PROBLEM STATEMENT
When you answer, give every record back exactly as written.

SUPPLIED RECORDS
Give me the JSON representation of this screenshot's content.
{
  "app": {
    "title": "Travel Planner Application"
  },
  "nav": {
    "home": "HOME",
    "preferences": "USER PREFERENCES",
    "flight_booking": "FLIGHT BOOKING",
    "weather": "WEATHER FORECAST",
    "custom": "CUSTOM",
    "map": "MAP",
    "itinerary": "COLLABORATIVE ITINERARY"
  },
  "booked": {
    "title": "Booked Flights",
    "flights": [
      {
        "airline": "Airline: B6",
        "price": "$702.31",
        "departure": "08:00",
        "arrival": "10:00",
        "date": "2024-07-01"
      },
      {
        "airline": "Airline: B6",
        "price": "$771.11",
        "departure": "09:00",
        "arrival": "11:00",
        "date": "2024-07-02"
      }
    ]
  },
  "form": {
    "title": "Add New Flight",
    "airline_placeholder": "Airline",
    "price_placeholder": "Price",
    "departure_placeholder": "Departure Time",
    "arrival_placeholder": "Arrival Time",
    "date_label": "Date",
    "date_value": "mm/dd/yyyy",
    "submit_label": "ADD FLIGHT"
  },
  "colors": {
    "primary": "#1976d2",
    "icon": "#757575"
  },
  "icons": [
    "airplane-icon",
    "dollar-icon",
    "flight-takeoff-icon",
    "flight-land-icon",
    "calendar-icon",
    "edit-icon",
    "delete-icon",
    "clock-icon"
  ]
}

SOLUTION BELOW
Give me the JSON representation of this screenshot's content.
{
  "app": {
    "title": "Travel Planner Application"
  },
  "nav": {
    "home": "HOME",
    "preferences": "USER PREFERENCES",
    "flight_booking": "FLIGHT BOOKING",
    "weather": "WEATHER FORECAST",
    "custom": "CUSTOM",
    "map": "MAP",
    "itinerary": "COLLABORATIVE ITINERARY"
  },
  "booked": {
    "title": "Booked Flights",
    "flights": [
      {
        "airline": "Airline: B6",
        "price": "$702.31",
        "departure": "08:00",
        "arrival": "10:00",
        "date": "2024-07-01"
      },
      {
        "airline": "Airline: B6",
        "price": "$771.11",
        "departure": "09:00",
        "arrival": "11:00",
        "date": "2024-07-02"
      }
    ]
  },
  "form": {
    "title": "Add New Flight",
    "airline_placeholder": "Airline",
    "price_placeholder": "Price",
    "departure_placeholder": "Departure Time",
    "arrival_placeholder": "Arrival Time",
    "date_label": "Date",
    "date_value": "mm/dd/yyyy",
    "submit_label": "ADD FLIGHT"
  },
  "colors": {
    "primary": "#1976d2",
    "icon": "#757575"
  },
  "icons": [
    "airplane-icon",
    "dollar-icon",
    "flight-takeoff-icon",
    "flight-land-icon",
    "calendar-icon",
    "edit-icon",
    "delete-icon",
    "clock-icon"
  ]
}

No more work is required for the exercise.